At Hudson Middle School, math counts big time
Math might intimidate some but not students at the Hudson Middle School.
Making math matter to students and showing them how important it is in their daily lives is an important objective at the school but they have also found a way to make it fun with some friendly but challenging competition.
This is the first year HMS students have participated in Math Masters, a program that challenges students to use their critical thinking skills and problem-solving abilities by competing in several mathematical areas including number facts and operations, properties of numbers, geometry, time and money, statistics and probability, decimals, fractions and percents and charts and graphs.
They participated in two competitions and in a contest with New Richmond, Hudson had a second and third place team as well as an individual first place winner among the 83 students who competed.
HMS teacher Adam Harker is the Math Masters coach. He met with the students weekly for practice and they worked together in study halls and after school. Math teacher Sarah Mattison said the students get to take math out of the classroom setting and seem to like the idea of the competition.
“There’s much more of a social piece when they are working together on problems and coaching one another. They get pretty excited when you wouldn’t think working on math problems would do that.”
HMS seventh- and eighth-grade math students got their chance to compete at Math Counts, a nationwide contest series aimed at students who have a talent and passion for math and who need to be challenged.
Teacher Sarah Engstrom heads up the HMS gifted and talented student program. She recruited students for the program and coordinated the Math Counts and Math Masters competitions while Mattison and Harker coached the students.
Math Counts, like Math Masters, focuses on problem-solving and critical thinking and involves high level mathematics.
“It is a different type of math for the student.

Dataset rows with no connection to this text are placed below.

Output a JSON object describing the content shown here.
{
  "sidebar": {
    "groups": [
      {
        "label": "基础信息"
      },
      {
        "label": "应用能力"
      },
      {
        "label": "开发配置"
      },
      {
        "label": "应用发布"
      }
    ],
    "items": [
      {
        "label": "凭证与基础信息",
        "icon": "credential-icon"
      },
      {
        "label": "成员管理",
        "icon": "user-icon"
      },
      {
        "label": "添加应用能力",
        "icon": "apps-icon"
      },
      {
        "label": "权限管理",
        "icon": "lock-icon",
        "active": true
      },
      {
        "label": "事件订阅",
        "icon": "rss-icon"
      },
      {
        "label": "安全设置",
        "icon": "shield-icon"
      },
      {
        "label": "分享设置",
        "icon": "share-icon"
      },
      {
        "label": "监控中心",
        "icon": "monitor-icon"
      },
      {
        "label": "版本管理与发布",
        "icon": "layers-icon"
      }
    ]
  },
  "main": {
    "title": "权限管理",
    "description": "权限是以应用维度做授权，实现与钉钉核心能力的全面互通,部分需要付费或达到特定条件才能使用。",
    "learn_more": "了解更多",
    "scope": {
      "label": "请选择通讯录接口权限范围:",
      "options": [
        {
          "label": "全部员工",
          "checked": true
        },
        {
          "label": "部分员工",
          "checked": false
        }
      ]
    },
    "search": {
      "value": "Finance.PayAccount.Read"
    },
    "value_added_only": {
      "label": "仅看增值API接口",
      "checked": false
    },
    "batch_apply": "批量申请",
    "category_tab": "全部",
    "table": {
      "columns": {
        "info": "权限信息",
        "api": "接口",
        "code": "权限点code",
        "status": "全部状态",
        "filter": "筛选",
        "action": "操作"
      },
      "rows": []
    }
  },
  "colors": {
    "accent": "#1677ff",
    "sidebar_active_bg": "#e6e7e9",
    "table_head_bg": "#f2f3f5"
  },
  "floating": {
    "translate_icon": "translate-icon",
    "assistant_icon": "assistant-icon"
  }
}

It takes the skills they are learning to a new application and they seem to gravitate to the competition side of it,” said Mattison.
The students meet weekly and Mattison says they enjoy sharing their interest in math with one another. “They like being with kids who are like-minded and they really challenge one another.”
A typical after school session would go something like this. The students would take a practice test then go through the answers they gave together and talk about the different ways they arrived at their conclusions. Mattison says it involves a fair amount of teamwork as they decide which is the best answer and what is the best way to get there.
“It really is about problem-solving more than memorizing numbers or facts. It is more about math in the real world and honing a skill that will help them,” said Mattison.
In Math Counts and in Math Masters, the numbers of boys versus girls who participate is averaging out. Engstrom and Mattison both say that participation in the programs does not appear to be gender-based. And neither believe girls are any less competitive than the boys or in any way hold back.
“They all want to win and they all do their best,” said Mattison.
Hudson students made an impressive showing at the regional Math Counts contest with five HMS students in the top 10 of all participants with one student, Lizzie Schousek, going onto to state where she finished in the middle.
Engstrom said they hope to expand the number of students who participate in Math Counts and Math Masters. The students she recruits or who come on their own aren’t necessarily higher level math students or in the gifted program but may just like math, especially outside the classroom.
“We are always glad to see kids in a different setting and mixing with different kids. It’s good for everyone," Engstrom said.
For more information about these programs contact Engstrom at HMS at (715)377-3820, ext. 4220, or via email at firstname.lastname@example.org.